By Scott Meacham
Copyright © 2018, The Oklahoman
I’m always writing about the importance of STEM (science, technology, engineering and math) education on the future careers and aspirations of Oklahoma’s young people as I think we need more STEM to continue to diversify and build our economy of the future. There’s another area of education that needs additional focus, and that’s financial literacy.
One in five U.S. teens lack basic financial literacy skills. This result was reported in the acclaimed triennial international PISA (Programme for International Student Assessment) survey that evaluates education systems worldwide.

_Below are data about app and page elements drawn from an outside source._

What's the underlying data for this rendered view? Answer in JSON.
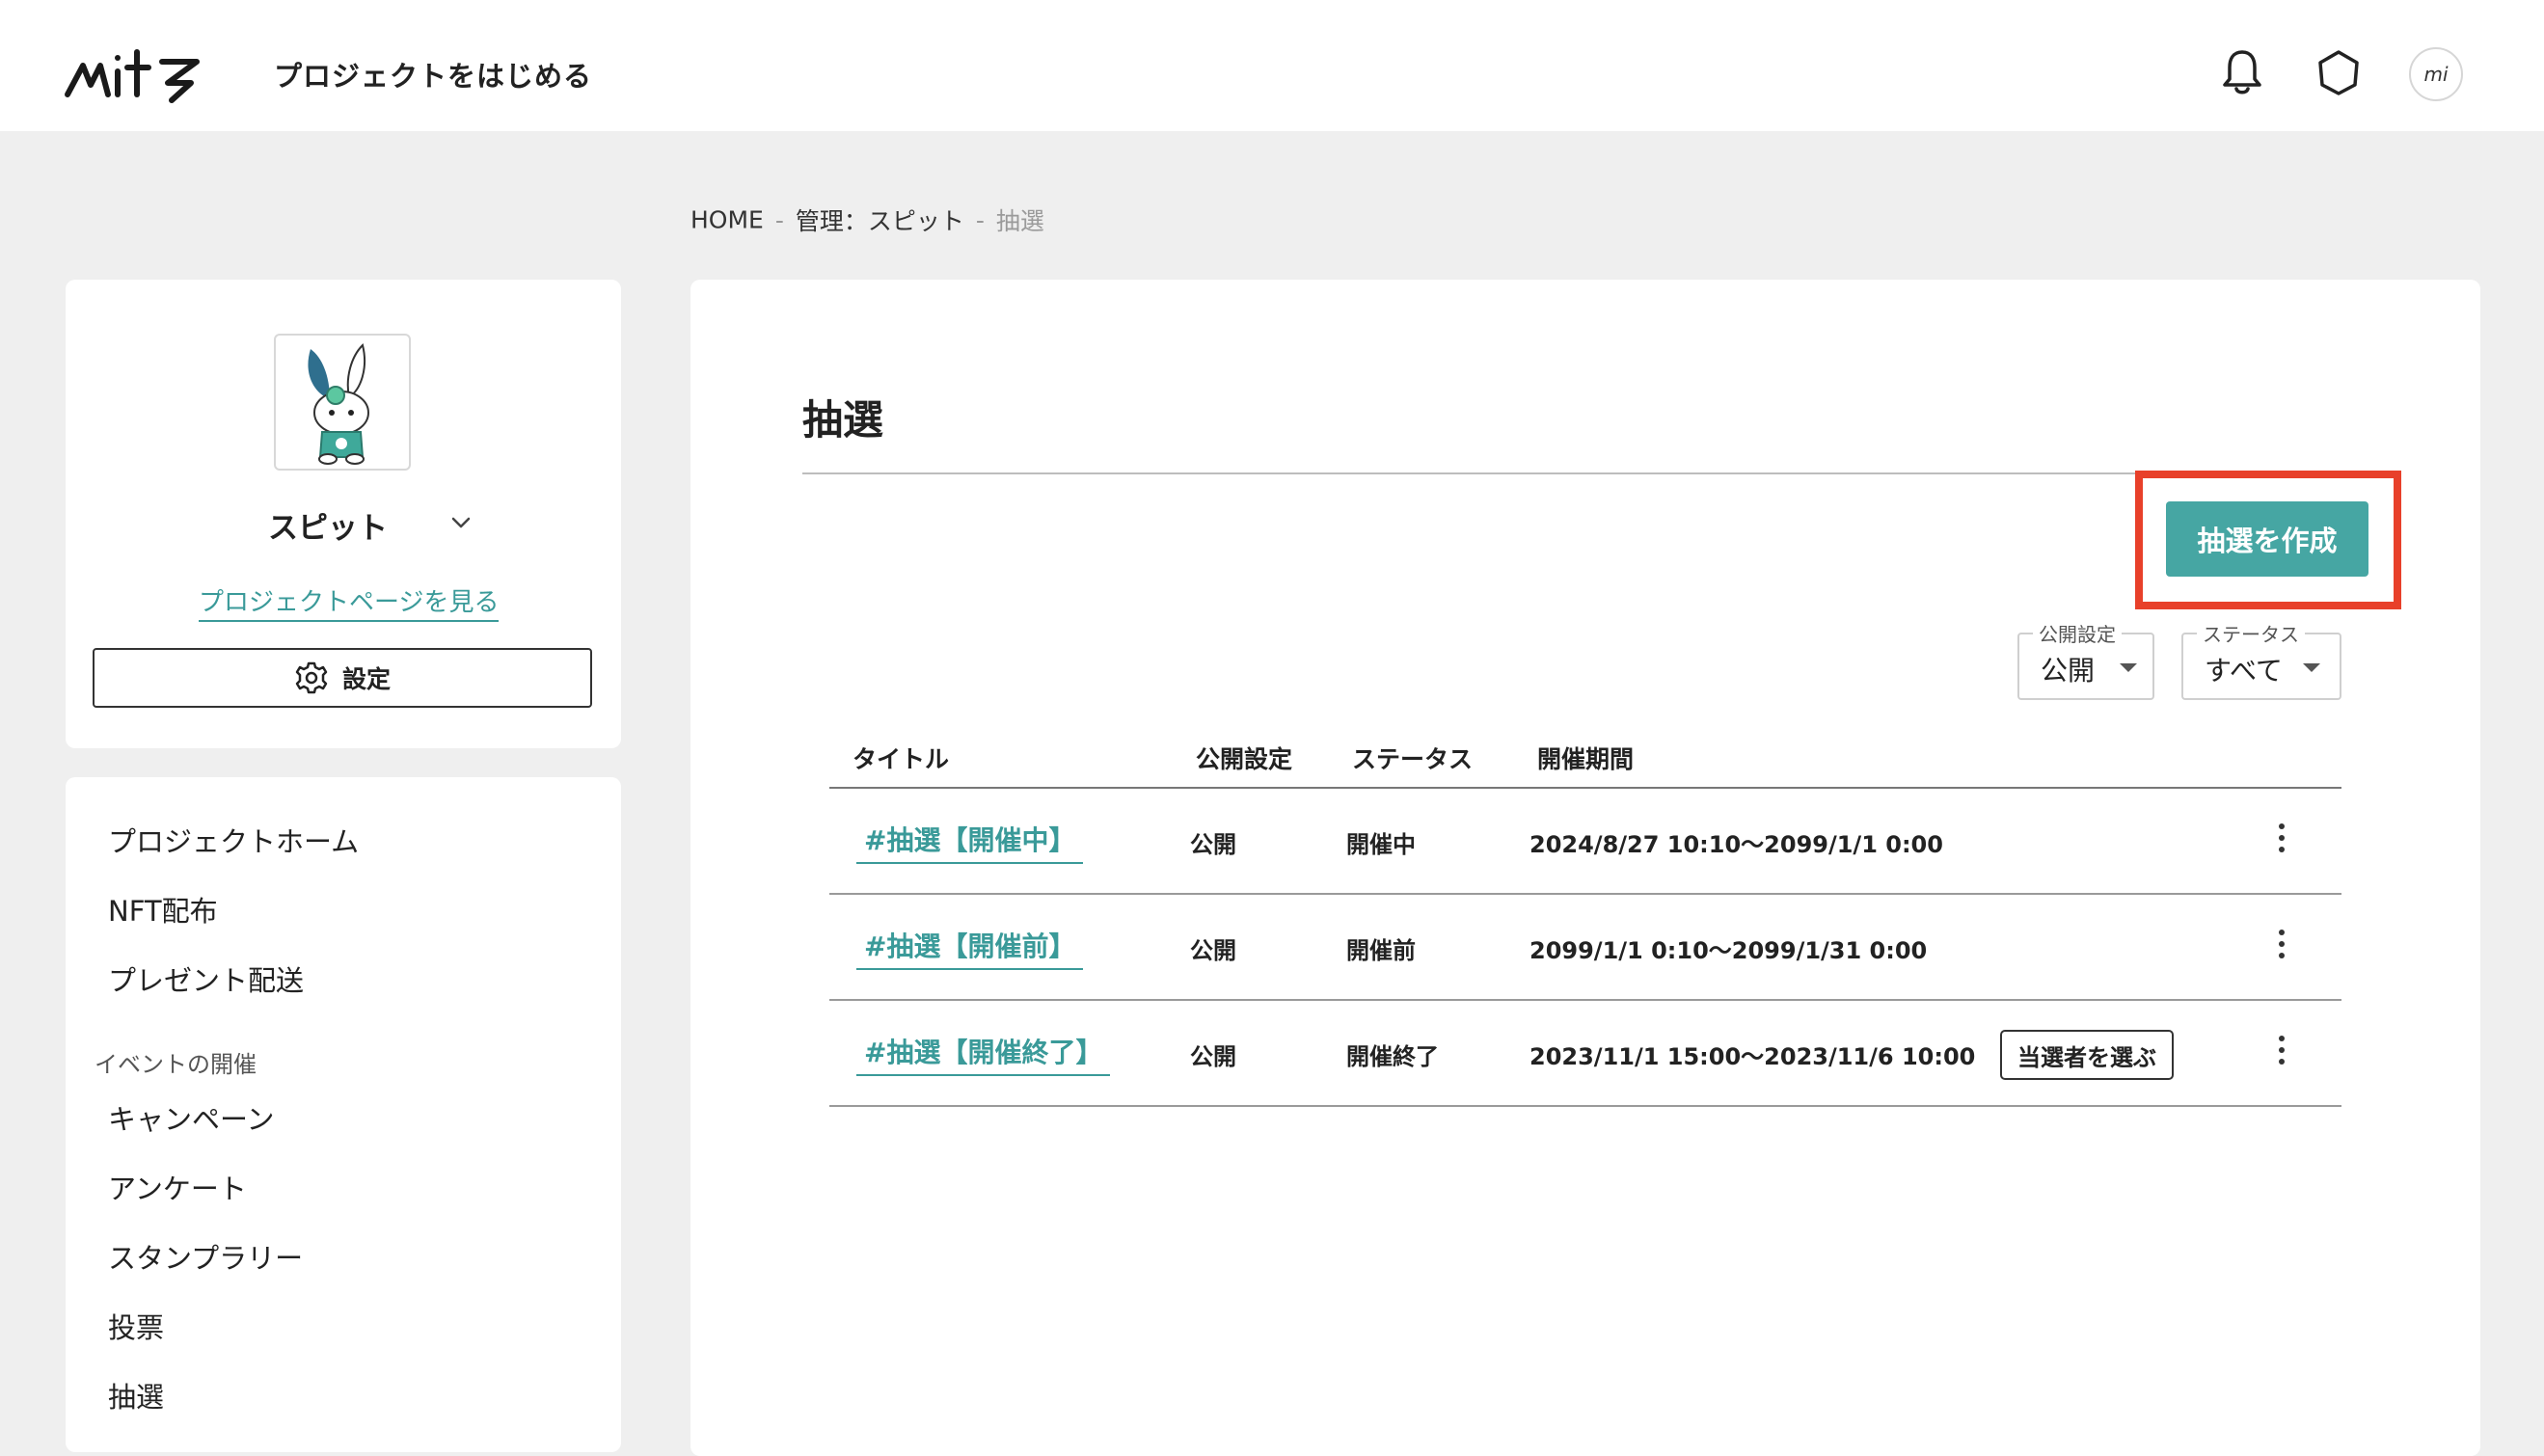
{
  "header": {
    "logo_text": "mits",
    "start_project": "プロジェクトをはじめる",
    "avatar_text": "mi"
  },
  "breadcrumb": {
    "home": "HOME",
    "sep": "-",
    "manage": "管理：スピット",
    "current": "抽選"
  },
  "project": {
    "name": "スピット",
    "page_link": "プロジェクトページを見る",
    "settings_label": "設定"
  },
  "nav": {
    "items": [
      "プロジェクトホーム",
      "NFT配布",
      "プレゼント配送"
    ],
    "section_label": "イベントの開催",
    "event_items": [
      "キャンペーン",
      "アンケート",
      "スタンプラリー",
      "投票",
      "抽選"
    ]
  },
  "main": {
    "title": "抽選",
    "create_label": "抽選を作成",
    "filters": {
      "visibility": {
        "label": "公開設定",
        "value": "公開"
      },
      "status": {
        "label": "ステータス",
        "value": "すべて"
      }
    },
    "table": {
      "headers": {
        "title": "タイトル",
        "visibility": "公開設定",
        "status": "ステータス",
        "period": "開催期間"
      },
      "rows": [
        {
          "title": "#抽選【開催中】",
          "visibility": "公開",
          "status": "開催中",
          "period": "2024/8/27 10:10〜2099/1/1 0:00",
          "action": ""
        },
        {
          "title": "#抽選【開催前】",
          "visibility": "公開",
          "status": "開催前",
          "period": "2099/1/1 0:10〜2099/1/31 0:00",
          "action": ""
        },
        {
          "title": "#抽選【開催終了】",
          "visibility": "公開",
          "status": "開催終了",
          "period": "2023/11/1 15:00〜2023/11/6 10:00",
          "action": "当選者を選ぶ"
        }
      ]
    }
  },
  "colors": {
    "accent": "#46a6a3",
    "link": "#3a9a99",
    "highlight": "#e8402a",
    "background": "#efefef"
  },
  "icons": {
    "notification": "bell-icon",
    "hexagon": "hexagon-icon",
    "settings": "gear-icon",
    "chevron": "chevron-down-icon",
    "row_menu": "kebab-menu-icon"
  }
}
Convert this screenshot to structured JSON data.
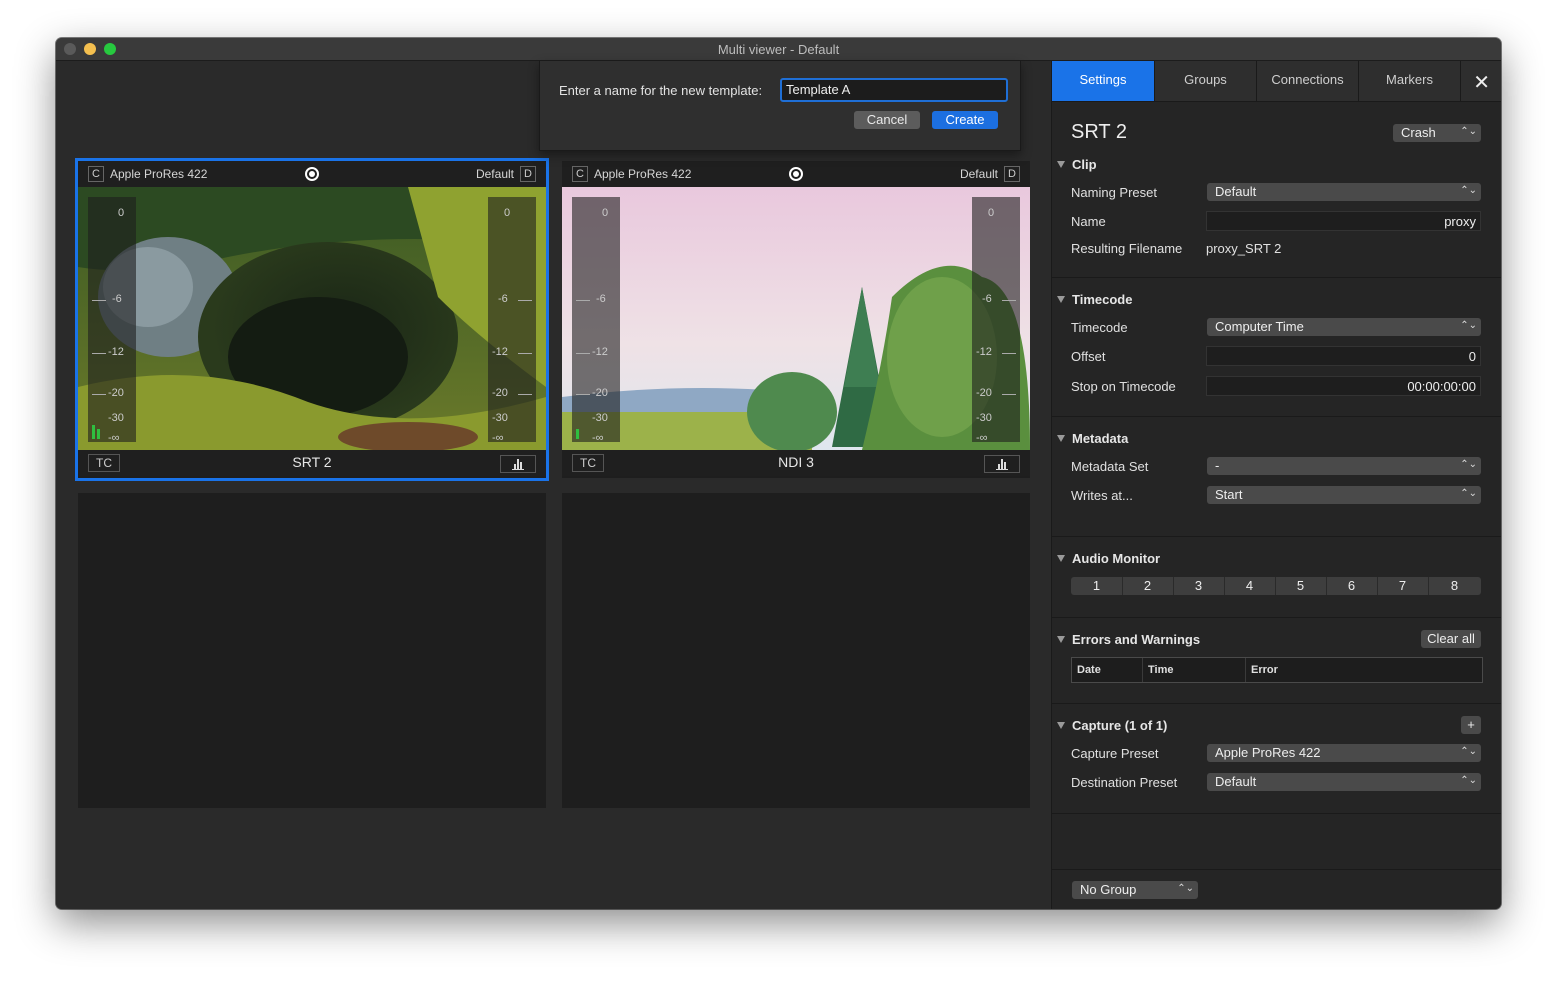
{
  "window": {
    "title": "Multi viewer - Default"
  },
  "dialog": {
    "prompt": "Enter a name for the new template:",
    "input_value": "Template A",
    "cancel_label": "Cancel",
    "create_label": "Create"
  },
  "panes": [
    {
      "codec": "Apple ProRes 422",
      "preset": "Default",
      "c_badge": "C",
      "d_badge": "D",
      "tc": "TC",
      "source": "SRT 2",
      "meter_labels": [
        "0",
        "-6",
        "-12",
        "-20",
        "-30",
        "-∞"
      ]
    },
    {
      "codec": "Apple ProRes 422",
      "preset": "Default",
      "c_badge": "C",
      "d_badge": "D",
      "tc": "TC",
      "source": "NDI 3",
      "meter_labels": [
        "0",
        "-6",
        "-12",
        "-20",
        "-30",
        "-∞"
      ]
    }
  ],
  "sidebar": {
    "tabs": [
      "Settings",
      "Groups",
      "Connections",
      "Markers"
    ],
    "title": "SRT 2",
    "mode": "Crash",
    "clip": {
      "section": "Clip",
      "naming_preset_label": "Naming Preset",
      "naming_preset_value": "Default",
      "name_label": "Name",
      "name_value": "proxy",
      "resulting_label": "Resulting Filename",
      "resulting_value": "proxy_SRT 2"
    },
    "timecode": {
      "section": "Timecode",
      "timecode_label": "Timecode",
      "timecode_value": "Computer Time",
      "offset_label": "Offset",
      "offset_value": "0",
      "stop_label": "Stop on Timecode",
      "stop_value": "00:00:00:00"
    },
    "metadata": {
      "section": "Metadata",
      "set_label": "Metadata Set",
      "set_value": "-",
      "writes_label": "Writes at...",
      "writes_value": "Start"
    },
    "audio": {
      "section": "Audio Monitor",
      "channels": [
        "1",
        "2",
        "3",
        "4",
        "5",
        "6",
        "7",
        "8"
      ]
    },
    "errors": {
      "section": "Errors and Warnings",
      "clear_label": "Clear all",
      "columns": [
        "Date",
        "Time",
        "Error"
      ]
    },
    "capture": {
      "section": "Capture (1 of 1)",
      "add_label": "+",
      "preset_label": "Capture Preset",
      "preset_value": "Apple ProRes 422",
      "dest_label": "Destination Preset",
      "dest_value": "Default"
    },
    "group_value": "No Group"
  },
  "colors": {
    "accent": "#1a73e8",
    "window_bg": "#2b2b2b",
    "panel_bg": "#252525"
  }
}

A T. Rowe Price study of more than a thousand parents of 8 to 14 year olds and their children reported that 48 percent of those children spend their money as soon as they get it. The study found that bad and good money habits get passed down from parent to child, but two-thirds of parents surveyed expressed some reluctance to discuss money matters (especially if they have accumulated credit card debt).
Financial literacy (or the lack thereof) has a huge impact. Students without savings are less likely to go to college, and if they do, they’ll likely be saddled with debt for years after. More than 44 million Americans shoulder student loan debt. The average student loan debt for the class of 2017 graduates was $39,400.
We all have a vested interest in improving the financial literacy of our young people — it’s a matter of education in our schools and in our homes.
In Oklahoma, the Personal Financial Literacy PASSPORT initiative sets comprehensive standards and requires that students take instruction and demonstrate financial literacy as a graduation requirement. The state provides instructor training and instruction materials that cover topics from earning an income, saving and paying rent, to the realities of credit card debt and the consequences of gambling.
A number of schools throughout the state, as well as the University of Oklahoma, are using the OU K20 Mind Your Own Budget (MYOB) online financial literacy game.
At OU, it is part of a two-credit-hour personal finance course entitled The 9 Things Every College Student Should Know About Money, a national award-winning class created and taught by Brad Burnett, OU vice president for enrollment and student financial services.
“K20 contacted Brad to oversee the content of the game, and his team suggested that it meet all the Oklahoma state standards, said Judi Voeller, Associate Director of Grants, Research, and Special Projects at OU. “MYOB works because it mirrors real life experiences and helps students be prepared for the real world.”
K20’s MYOB is available free of charge to any classroom in Oklahoma. Upon completion of the game, student certification counts toward the state mandate for financial literacy.
OU’s course also includes the Invest Ed STARS Program, adapted for college students. This is another great online, free Oklahoma resource for teaching financial literacy from the Oklahoma Securities Commission and Oklahoma Department of Securities. STARS (Students Tracking and Researching the Stock Market) teaches students about stocks, mutual funds and how the stock market works.
Financial literacy isn’t child’s play, but Oklahoma will be stronger if all our young people get in the game.
Scott Meacham is president and CEO of i2E Inc., a nonprofit corporation that mentors many of the state’s technology-based startup companies. i2E receives state support from the Oklahoma Center for the Advancement of Science and Technology and is an integral part of Oklahoma’s Innovation Model. Contact Meacham at i2E_Comments@i2E.org.